Based on this data, system, player development and finding diamonds in the rough are more prevalent on offense than defense. On defense there is some variation but for the most part you are who you recruit. Unless you hire Greg Robinson and even your Never Forget roster still has 853 points to “earn” a –7 on the season.
The Best Position To Be In
Since the defense as a whole proved to be the most predictive, let’s look there first.
Being a good defense is all about your weakest link and based on that philosophy, you shouldn’t be surprised to see all positions play out relatively equal. None of the position groups is significantly better or worse than another at predicting defensive success.
Offense is where it really gets muddled. O-Line, tight ends and receivers all are moderate correlations between recruiting and offensive success and running backs (as I’ve stated elsewhere) are the most overrated position in football. Quarterback is far and away the highest correlation to offensive success of any position. Even with that QB, is still below all of the defensive positions when it comes to future success on that side of the ball.
How recruiting matches up with success varies greatly by conference. Rather than throw up six more charts, I just put the R^2 values in a table:
Recruiting has virtually no correlation to success over the last three years in the Big East and the PAC 12 but for the other four conferences it's anywhere from a little (Big 12, land of Red River and everyone else) to a lot (the ACC and the SEC).
The Big Ten is in the middle; Ohio St has dominated at the top of both recruiting and success but Michigan’s underachievement and Wisconsin and Nebraska having strong seasons without top tier recruiting classes have thrown in enough variance to disrupt the correlation.
Your 5 Star Takeaway

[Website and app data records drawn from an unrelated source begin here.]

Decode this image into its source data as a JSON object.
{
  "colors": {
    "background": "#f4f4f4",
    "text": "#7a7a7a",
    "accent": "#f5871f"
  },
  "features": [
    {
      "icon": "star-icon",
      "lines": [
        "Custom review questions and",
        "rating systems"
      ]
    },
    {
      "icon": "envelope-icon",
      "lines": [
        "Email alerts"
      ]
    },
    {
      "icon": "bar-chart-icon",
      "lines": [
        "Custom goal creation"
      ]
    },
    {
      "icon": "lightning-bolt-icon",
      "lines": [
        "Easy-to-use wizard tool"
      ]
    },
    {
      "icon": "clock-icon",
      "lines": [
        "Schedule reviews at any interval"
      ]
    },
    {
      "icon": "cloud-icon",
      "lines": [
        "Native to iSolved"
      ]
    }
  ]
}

Recruiting rankings have a huge correlation to future team success, especially on defense. Great teams can come from average talent, but more talent typically means more success. On defense it is virtually impossible to build an elite defense without elite recruits, and its equally true across all defensive positions. On offense dreams of 5 star skill position players are fun, but coaching, player development, system and luck play a much bigger role in future success than they do on defense. With top 20 and higher recruits at nearly every position on defense, Michigan is poised for a very strong future if they can keep the talent around.